• [Entries supplied]:
--- START ---

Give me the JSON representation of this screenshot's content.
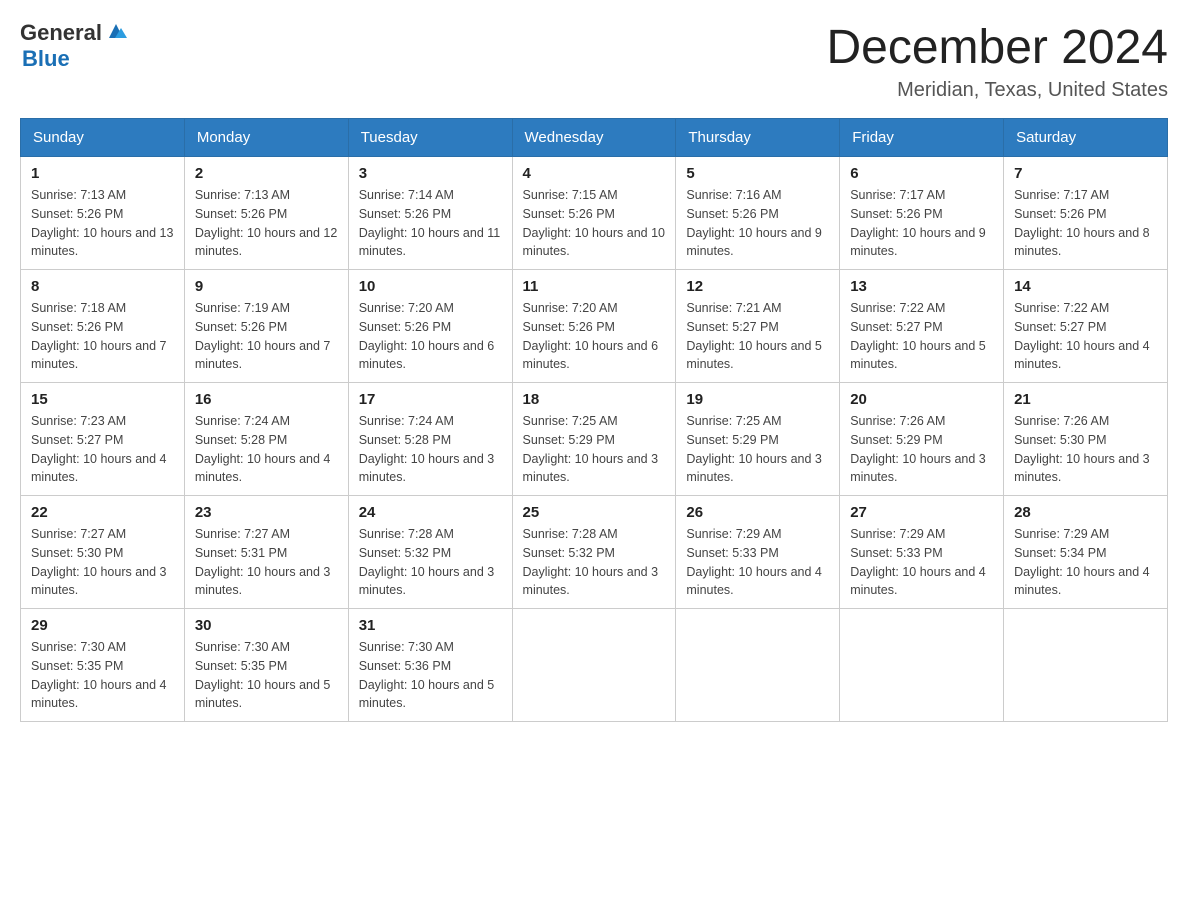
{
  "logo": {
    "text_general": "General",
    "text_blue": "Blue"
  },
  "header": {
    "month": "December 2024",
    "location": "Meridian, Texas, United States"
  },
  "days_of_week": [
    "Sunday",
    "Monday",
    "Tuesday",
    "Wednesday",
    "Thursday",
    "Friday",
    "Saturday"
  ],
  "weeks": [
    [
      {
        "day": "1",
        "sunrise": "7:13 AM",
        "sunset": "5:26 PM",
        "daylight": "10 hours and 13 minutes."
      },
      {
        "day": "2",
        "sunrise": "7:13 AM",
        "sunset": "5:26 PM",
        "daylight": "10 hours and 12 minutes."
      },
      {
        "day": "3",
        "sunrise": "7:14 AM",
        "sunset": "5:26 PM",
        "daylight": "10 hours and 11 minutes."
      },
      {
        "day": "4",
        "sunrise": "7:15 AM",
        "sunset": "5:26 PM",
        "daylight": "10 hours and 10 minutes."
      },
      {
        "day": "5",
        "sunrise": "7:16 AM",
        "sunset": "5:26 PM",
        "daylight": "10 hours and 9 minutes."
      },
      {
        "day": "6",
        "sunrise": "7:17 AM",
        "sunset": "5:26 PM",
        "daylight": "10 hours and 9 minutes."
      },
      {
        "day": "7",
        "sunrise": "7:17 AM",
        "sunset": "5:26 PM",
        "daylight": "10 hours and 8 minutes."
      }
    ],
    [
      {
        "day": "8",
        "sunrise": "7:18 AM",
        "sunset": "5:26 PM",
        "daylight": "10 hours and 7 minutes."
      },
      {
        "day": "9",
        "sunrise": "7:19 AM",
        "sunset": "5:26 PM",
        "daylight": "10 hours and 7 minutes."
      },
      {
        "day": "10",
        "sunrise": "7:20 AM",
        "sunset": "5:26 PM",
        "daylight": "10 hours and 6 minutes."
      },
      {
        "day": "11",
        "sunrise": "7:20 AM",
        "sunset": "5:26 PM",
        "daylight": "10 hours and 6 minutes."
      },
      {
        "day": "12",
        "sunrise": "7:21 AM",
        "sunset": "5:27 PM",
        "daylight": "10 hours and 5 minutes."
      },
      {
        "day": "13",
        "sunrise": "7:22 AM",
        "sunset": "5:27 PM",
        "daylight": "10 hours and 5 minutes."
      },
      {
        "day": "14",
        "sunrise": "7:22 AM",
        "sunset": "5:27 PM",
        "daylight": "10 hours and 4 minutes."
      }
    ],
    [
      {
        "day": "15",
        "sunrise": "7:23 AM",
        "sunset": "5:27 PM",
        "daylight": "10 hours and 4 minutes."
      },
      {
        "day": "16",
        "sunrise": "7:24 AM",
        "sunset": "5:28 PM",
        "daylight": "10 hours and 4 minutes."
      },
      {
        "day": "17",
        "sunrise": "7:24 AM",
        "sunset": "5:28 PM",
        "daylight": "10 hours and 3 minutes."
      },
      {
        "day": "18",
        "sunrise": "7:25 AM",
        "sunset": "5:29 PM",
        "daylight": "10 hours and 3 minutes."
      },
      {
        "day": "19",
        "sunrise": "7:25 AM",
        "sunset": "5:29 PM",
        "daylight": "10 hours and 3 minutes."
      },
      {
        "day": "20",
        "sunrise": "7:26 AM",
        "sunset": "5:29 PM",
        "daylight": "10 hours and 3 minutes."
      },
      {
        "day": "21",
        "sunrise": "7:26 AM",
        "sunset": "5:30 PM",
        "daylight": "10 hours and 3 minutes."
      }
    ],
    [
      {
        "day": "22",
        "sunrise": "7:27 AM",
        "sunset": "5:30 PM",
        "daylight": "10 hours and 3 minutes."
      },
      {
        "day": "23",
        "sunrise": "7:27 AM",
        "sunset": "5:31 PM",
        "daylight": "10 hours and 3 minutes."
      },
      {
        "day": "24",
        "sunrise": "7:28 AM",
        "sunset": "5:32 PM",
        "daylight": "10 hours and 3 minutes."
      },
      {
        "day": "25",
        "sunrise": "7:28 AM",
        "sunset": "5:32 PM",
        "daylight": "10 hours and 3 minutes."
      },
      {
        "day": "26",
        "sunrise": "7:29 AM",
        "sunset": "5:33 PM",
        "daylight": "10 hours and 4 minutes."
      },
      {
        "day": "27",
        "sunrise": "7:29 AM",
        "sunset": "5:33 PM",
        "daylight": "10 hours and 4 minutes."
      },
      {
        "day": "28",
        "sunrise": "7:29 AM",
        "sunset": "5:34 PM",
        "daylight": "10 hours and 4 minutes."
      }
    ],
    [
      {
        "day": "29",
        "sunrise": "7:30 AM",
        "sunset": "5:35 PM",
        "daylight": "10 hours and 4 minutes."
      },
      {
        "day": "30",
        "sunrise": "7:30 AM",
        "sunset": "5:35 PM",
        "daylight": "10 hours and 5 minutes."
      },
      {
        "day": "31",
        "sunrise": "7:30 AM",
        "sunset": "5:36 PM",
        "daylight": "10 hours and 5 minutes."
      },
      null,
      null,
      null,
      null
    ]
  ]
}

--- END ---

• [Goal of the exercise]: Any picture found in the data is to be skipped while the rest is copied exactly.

• [Expected output]:
Give me the JSON representation of this screenshot's content.
{
  "logo": {
    "text_general": "General",
    "text_blue": "Blue"
  },
  "header": {
    "month": "December 2024",
    "location": "Meridian, Texas, United States"
  },
  "days_of_week": [
    "Sunday",
    "Monday",
    "Tuesday",
    "Wednesday",
    "Thursday",
    "Friday",
    "Saturday"
  ],
  "weeks": [
    [
      {
        "day": "1",
        "sunrise": "7:13 AM",
        "sunset": "5:26 PM",
        "daylight": "10 hours and 13 minutes."
      },
      {
        "day": "2",
        "sunrise": "7:13 AM",
        "sunset": "5:26 PM",
        "daylight": "10 hours and 12 minutes."
      },
      {
        "day": "3",
        "sunrise": "7:14 AM",
        "sunset": "5:26 PM",
        "daylight": "10 hours and 11 minutes."
      },
      {
        "day": "4",
        "sunrise": "7:15 AM",
        "sunset": "5:26 PM",
        "daylight": "10 hours and 10 minutes."
      },
      {
        "day": "5",
        "sunrise": "7:16 AM",
        "sunset": "5:26 PM",
        "daylight": "10 hours and 9 minutes."
      },
      {
        "day": "6",
        "sunrise": "7:17 AM",
        "sunset": "5:26 PM",
        "daylight": "10 hours and 9 minutes."
      },
      {
        "day": "7",
        "sunrise": "7:17 AM",
        "sunset": "5:26 PM",
        "daylight": "10 hours and 8 minutes."
      }
    ],
    [
      {
        "day": "8",
        "sunrise": "7:18 AM",
        "sunset": "5:26 PM",
        "daylight": "10 hours and 7 minutes."
      },
      {
        "day": "9",
        "sunrise": "7:19 AM",
        "sunset": "5:26 PM",
        "daylight": "10 hours and 7 minutes."
      },
      {
        "day": "10",
        "sunrise": "7:20 AM",
        "sunset": "5:26 PM",
        "daylight": "10 hours and 6 minutes."
      },
      {
        "day": "11",
        "sunrise": "7:20 AM",
        "sunset": "5:26 PM",
        "daylight": "10 hours and 6 minutes."
      },
      {
        "day": "12",
        "sunrise": "7:21 AM",
        "sunset": "5:27 PM",
        "daylight": "10 hours and 5 minutes."
      },
      {
        "day": "13",
        "sunrise": "7:22 AM",
        "sunset": "5:27 PM",
        "daylight": "10 hours and 5 minutes."
      },
      {
        "day": "14",
        "sunrise": "7:22 AM",
        "sunset": "5:27 PM",
        "daylight": "10 hours and 4 minutes."
      }
    ],
    [
      {
        "day": "15",
        "sunrise": "7:23 AM",
        "sunset": "5:27 PM",
        "daylight": "10 hours and 4 minutes."
      },
      {
        "day": "16",
        "sunrise": "7:24 AM",
        "sunset": "5:28 PM",
        "daylight": "10 hours and 4 minutes."
      },
      {
        "day": "17",
        "sunrise": "7:24 AM",
        "sunset": "5:28 PM",
        "daylight": "10 hours and 3 minutes."
      },
      {
        "day": "18",
        "sunrise": "7:25 AM",
        "sunset": "5:29 PM",
        "daylight": "10 hours and 3 minutes."
      },
      {
        "day": "19",
        "sunrise": "7:25 AM",
        "sunset": "5:29 PM",
        "daylight": "10 hours and 3 minutes."
      },
      {
        "day": "20",
        "sunrise": "7:26 AM",
        "sunset": "5:29 PM",
        "daylight": "10 hours and 3 minutes."
      },
      {
        "day": "21",
        "sunrise": "7:26 AM",
        "sunset": "5:30 PM",
        "daylight": "10 hours and 3 minutes."
      }
    ],
    [
      {
        "day": "22",
        "sunrise": "7:27 AM",
        "sunset": "5:30 PM",
        "daylight": "10 hours and 3 minutes."
      },
      {
        "day": "23",
        "sunrise": "7:27 AM",
        "sunset": "5:31 PM",
        "daylight": "10 hours and 3 minutes."
      },
      {
        "day": "24",
        "sunrise": "7:28 AM",
        "sunset": "5:32 PM",
        "daylight": "10 hours and 3 minutes."
      },
      {
        "day": "25",
        "sunrise": "7:28 AM",
        "sunset": "5:32 PM",
        "daylight": "10 hours and 3 minutes."
      },
      {
        "day": "26",
        "sunrise": "7:29 AM",
        "sunset": "5:33 PM",
        "daylight": "10 hours and 4 minutes."
      },
      {
        "day": "27",
        "sunrise": "7:29 AM",
        "sunset": "5:33 PM",
        "daylight": "10 hours and 4 minutes."
      },
      {
        "day": "28",
        "sunrise": "7:29 AM",
        "sunset": "5:34 PM",
        "daylight": "10 hours and 4 minutes."
      }
    ],
    [
      {
        "day": "29",
        "sunrise": "7:30 AM",
        "sunset": "5:35 PM",
        "daylight": "10 hours and 4 minutes."
      },
      {
        "day": "30",
        "sunrise": "7:30 AM",
        "sunset": "5:35 PM",
        "daylight": "10 hours and 5 minutes."
      },
      {
        "day": "31",
        "sunrise": "7:30 AM",
        "sunset": "5:36 PM",
        "daylight": "10 hours and 5 minutes."
      },
      null,
      null,
      null,
      null
    ]
  ]
}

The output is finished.